Hence, try to focus on the processes and parts that are relevant, and do not try to make a complete encyclopedia of everything that goes on on the shop floor. You will only waste a lot of time on something that you cannot possibly fit on one piece of paper.
Designing Processes Where More than One Information Flow Ends
Having more than one information flow going into a process makes the work for the process confusing. Which information is valid? Both? Which is most important? Sooner or later the process will be selecting the wrong choice, hence try to have only one information flow per process. Please remember that a FiFo lane also doubles as an information flow (i.e., the process simply makes the next part in line).
Do not use more than one information flow going to a process! This will increase confusion and is again a sign of a badly designed value stream. If a process has a choice between different production signals, they will sooner or later produce the wrong thing. The signal for each process must be clear and unique!
Information Flow Ending Not in a Process But in Inventory
A common beginner’s mistake is to end an information flow at an inventory. However, an inventory is a passive element. It cannot do anything with information. Information has to go to a manufacturing process, data processing, the supplier, customer, or to a logistics or transport element. Hence, make sure that an information flow always ends at an element that can process the information!
Confusing Layout and Value Stream Mapping
A layout tells you where things are. A value stream map tells you the sequence of material and information flow. Hence, a value stream map usually has no relation to the physical layout, but only shows the sequence. By convention, the material usually flows from left to right, whereas (most of) the information flows from right to left, although there may be exceptions for special circumstances.
Draw the Current State without Going to the Shop Floor
The current state should represent the current state on the shop floor! Hence, to draw it you need to go to the shop floor. Do not make the mistake of drawing it in an office or meeting room. Of course, you will end up with a value stream map, but this map is how it should be and not how it is.

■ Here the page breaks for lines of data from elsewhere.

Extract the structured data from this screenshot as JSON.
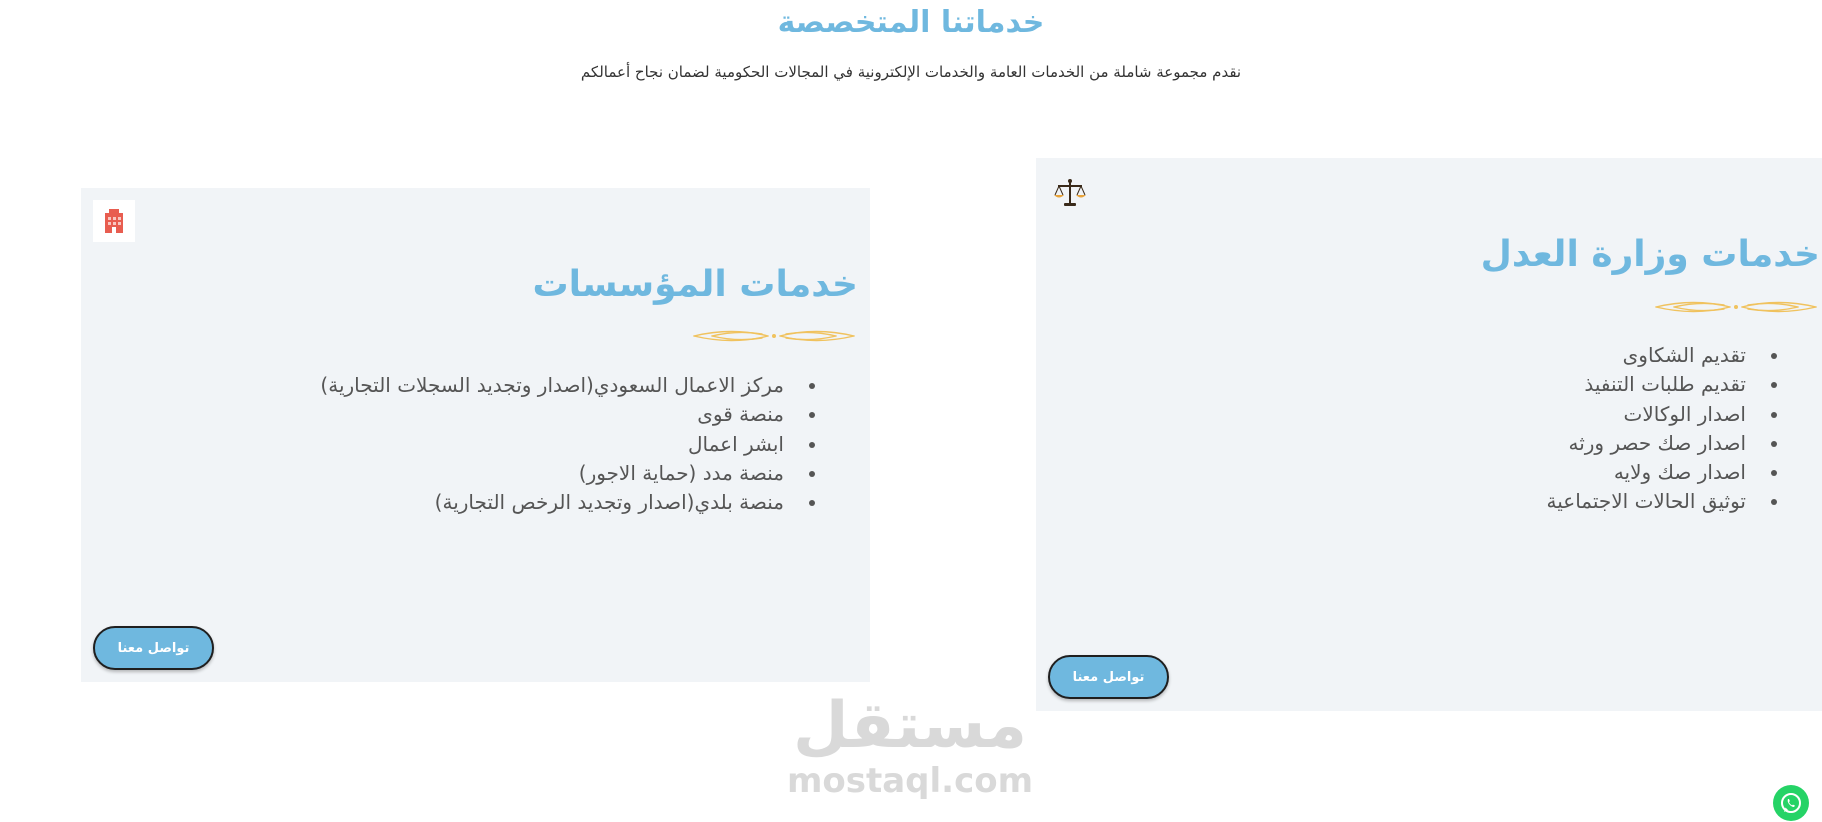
{
  "section": {
    "title": "خدماتنا المتخصصة",
    "subtitle": "نقدم مجموعة شاملة من الخدمات العامة والخدمات الإلكترونية في المجالات الحكومية لضمان نجاح أعمالكم"
  },
  "cards": [
    {
      "title": "خدمات وزارة العدل",
      "icon": "scales-of-justice-icon",
      "items": [
        "تقديم الشكاوى",
        "تقديم طلبات التنفيذ",
        "اصدار الوكالات",
        "اصدار صك حصر ورثه",
        "اصدار صك ولايه",
        "توثيق الحالات الاجتماعية"
      ],
      "button_label": "تواصل معنا"
    },
    {
      "title": "خدمات المؤسسات",
      "icon": "building-icon",
      "items": [
        "مركز الاعمال السعودي(اصدار وتجديد السجلات التجارية)",
        "منصة قوى",
        "ابشر اعمال",
        "منصة مدد (حماية الاجور)",
        "منصة بلدي(اصدار وتجديد الرخص التجارية)"
      ],
      "button_label": "تواصل معنا"
    }
  ],
  "watermark": {
    "arabic": "مستقل",
    "latin": "mostaql.com"
  },
  "floating": {
    "whatsapp_icon": "whatsapp-icon"
  },
  "colors": {
    "accent": "#6fb8df",
    "card_background": "#f1f4f7",
    "ornament": "#f0c25e",
    "building_icon": "#e85d50",
    "whatsapp": "#25d366"
  }
}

If you want to believe that everything is going according to plan, then that would be fine. My experience is, however, that it is rarely going according to plan. Yet exactly these deviations from the idealized standard are the things you want to know!
A similar result can happen if you merely ask different employees about the value stream but do not verify it on the shop floor yourself. Again, you will get the ideal state the value stream should be, not the real situation on the shop floor.
This is the last post on my series on value stream mapping, with the others being When to Do Value Stream Maps (and When Not!), Overview of Value Stream Mapping Symbols, and Basics of Value Stream Maps. I hope the above hints and suggestions were helpful for you in your daily work. If you have more, let me know in the comments. Otherwise, go out and organize your industry!